Courtesy ANGA.

The Israel Pavilion came out with a ridiculous statement yesterday, which was righteously criticized. How did ANGA react to that?

ANGA understands that the Israel Pavilion closed its glass doors as a direct consequence of our collective campaign and widespread international pressure. The artist representing Israel claims she is taking a stance that is critical of her government, yet fails to mention the genocide. The gesture of the exhibition’s closure is false and empty. The artistic team did not shut the pavilion down. The interior is fully lit and visible through the pavilion’s glass walls. The video continues to play the artist’s work, and is now meant to be watched from the outside. On Friday 19 April, a mere day after the opening, visitors were seen entering. Nothing is withheld. There is nothing at stake in this empty gesture that was timed to have maximum press coverage. We demand the Genocide Pavilion is shut down until people have equal rights in historic Palestine.

Courtesy ANGA.

Among the distributed tools there’s A Guide To Complicity and Protest pamphlet. Could you tell us something more about that? What other kinds of tools were offered?

ANGA created a free and handy map for visitors to the Biennale. This essential guide lists genocide-complicit nations exhibiting in the Giardini, charts the incredible history of protest and solidarity at the Biennale, and spotlights Palestinian participation in Venice this year. It also includes meaningful actions that all artists and art workers can take to help shut down the Genocide Pavilion in its entirety, and how to resist genocidal art washing. You can pick these pamphlets up across Venice, and a PDF version is available on our website. Visit

Courtesy ANGA.

On its Instagram page and in Venice, ANGA hosts The Palestinian Pavilion and its MANIFESTO AGAINST THE STATE OF THE WORLD—“a call for urgent action in response to the ongoing genocide in Gaza, confronting the stark realities shielded by nation-state rhetoric and imperial power”— a printed matter hosted by several pavilions and art spaces. Can we rewrite the manifesto, repeat it, chant it down here again? How does the Palestinian Pavilion take shape otherwise?

Directly quoting the words of members of the Palestinian Pavilion: “This year’s Palestinian Pavilion manifesto was first presented and read out loud during the ANGA action on April 17 at the Giardini together with chants and solidarity statements, amplifying also the concrete poem by Layli Long Soldier, Obligations 2, that is accompanied with. 
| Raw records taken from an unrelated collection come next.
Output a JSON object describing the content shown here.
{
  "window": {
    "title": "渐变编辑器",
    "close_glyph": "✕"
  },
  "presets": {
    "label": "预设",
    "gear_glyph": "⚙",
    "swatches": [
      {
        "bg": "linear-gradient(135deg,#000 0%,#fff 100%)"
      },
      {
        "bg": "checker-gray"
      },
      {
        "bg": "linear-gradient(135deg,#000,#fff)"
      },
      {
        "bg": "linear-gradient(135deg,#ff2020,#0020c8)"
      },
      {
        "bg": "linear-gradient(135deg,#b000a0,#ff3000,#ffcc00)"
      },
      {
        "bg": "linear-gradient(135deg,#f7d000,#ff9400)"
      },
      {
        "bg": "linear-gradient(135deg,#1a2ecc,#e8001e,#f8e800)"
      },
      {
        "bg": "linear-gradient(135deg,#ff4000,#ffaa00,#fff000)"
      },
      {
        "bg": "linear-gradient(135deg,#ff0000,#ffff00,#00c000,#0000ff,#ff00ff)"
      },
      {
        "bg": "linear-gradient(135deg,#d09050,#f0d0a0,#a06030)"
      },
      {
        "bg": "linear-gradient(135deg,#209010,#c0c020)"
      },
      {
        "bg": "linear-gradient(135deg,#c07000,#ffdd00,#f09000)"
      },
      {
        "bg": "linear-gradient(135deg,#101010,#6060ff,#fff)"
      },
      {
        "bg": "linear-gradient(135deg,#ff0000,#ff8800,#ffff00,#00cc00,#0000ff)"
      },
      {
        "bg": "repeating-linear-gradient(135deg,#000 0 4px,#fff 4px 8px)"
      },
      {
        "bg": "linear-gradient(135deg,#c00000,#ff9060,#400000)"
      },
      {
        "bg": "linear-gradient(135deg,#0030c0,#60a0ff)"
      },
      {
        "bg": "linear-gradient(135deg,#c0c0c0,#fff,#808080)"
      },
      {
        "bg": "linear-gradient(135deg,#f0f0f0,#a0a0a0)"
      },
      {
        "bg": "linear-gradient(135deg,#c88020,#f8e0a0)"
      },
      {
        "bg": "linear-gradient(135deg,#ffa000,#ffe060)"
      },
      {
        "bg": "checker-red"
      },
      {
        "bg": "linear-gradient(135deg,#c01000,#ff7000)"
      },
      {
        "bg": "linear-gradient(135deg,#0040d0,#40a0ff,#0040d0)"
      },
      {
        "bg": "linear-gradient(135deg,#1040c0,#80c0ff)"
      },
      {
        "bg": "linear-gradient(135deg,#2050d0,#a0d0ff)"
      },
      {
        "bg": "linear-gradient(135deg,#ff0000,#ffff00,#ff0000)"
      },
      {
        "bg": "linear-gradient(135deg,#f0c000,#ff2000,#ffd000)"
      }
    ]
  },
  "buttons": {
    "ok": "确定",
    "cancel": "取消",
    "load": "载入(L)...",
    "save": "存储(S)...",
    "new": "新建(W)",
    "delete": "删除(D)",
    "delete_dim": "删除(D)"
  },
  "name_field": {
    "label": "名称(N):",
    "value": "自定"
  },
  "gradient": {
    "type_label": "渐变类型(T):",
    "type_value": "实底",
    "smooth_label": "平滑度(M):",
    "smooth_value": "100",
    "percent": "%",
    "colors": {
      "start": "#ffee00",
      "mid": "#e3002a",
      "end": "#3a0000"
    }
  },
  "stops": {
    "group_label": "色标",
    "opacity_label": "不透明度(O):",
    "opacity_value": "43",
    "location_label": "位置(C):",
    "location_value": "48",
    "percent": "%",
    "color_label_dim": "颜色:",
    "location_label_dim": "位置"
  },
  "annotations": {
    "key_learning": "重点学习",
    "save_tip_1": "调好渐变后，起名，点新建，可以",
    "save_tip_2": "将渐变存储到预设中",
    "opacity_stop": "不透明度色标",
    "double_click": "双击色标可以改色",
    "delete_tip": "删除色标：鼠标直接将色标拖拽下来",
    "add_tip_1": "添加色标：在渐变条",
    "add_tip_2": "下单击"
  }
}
The manifesto is presented as an A3 Xerox pamphlet and is hosted in collaboration with various pavilions and art/public spaces in Venice that support and distribute this action. It is not a stand alone gesture, but rather expands through an ecosystem of self-organization that claims agency and takes up the Venice biennale as a structure by attempting to leave traces in its public transcript while cracking what it withholds. 

Aside from questioning the notion of ‘the state of the world’, it keeps at core the role art and poetry play in a future built on a genocide. The Manifesto is a call to peers and allies to re-imagine and re-write  the Palestinian Pavilion and the forms it will emerge from. The Palestinian Pavilion will continue to seek for art and poetry that empowers us, instead of consolidating the prevalence of those in power. We have always known, but we say with renewed certainty that now is the time for art and poetry, manifested in resistance.”

ANGA is an international group of artists, curators, writers, and cultural workers who have come together to call for the exclusion of Israel at the Venice Biennale. We invite you to share the ethical and political position expressed in our statements to the Venice Biennale and to be part of our address. ANGA is a collective with no sole authors or organisers. We commit to the power of collective action and the principles of shared responsibility. The more of us there are, the more of us there are.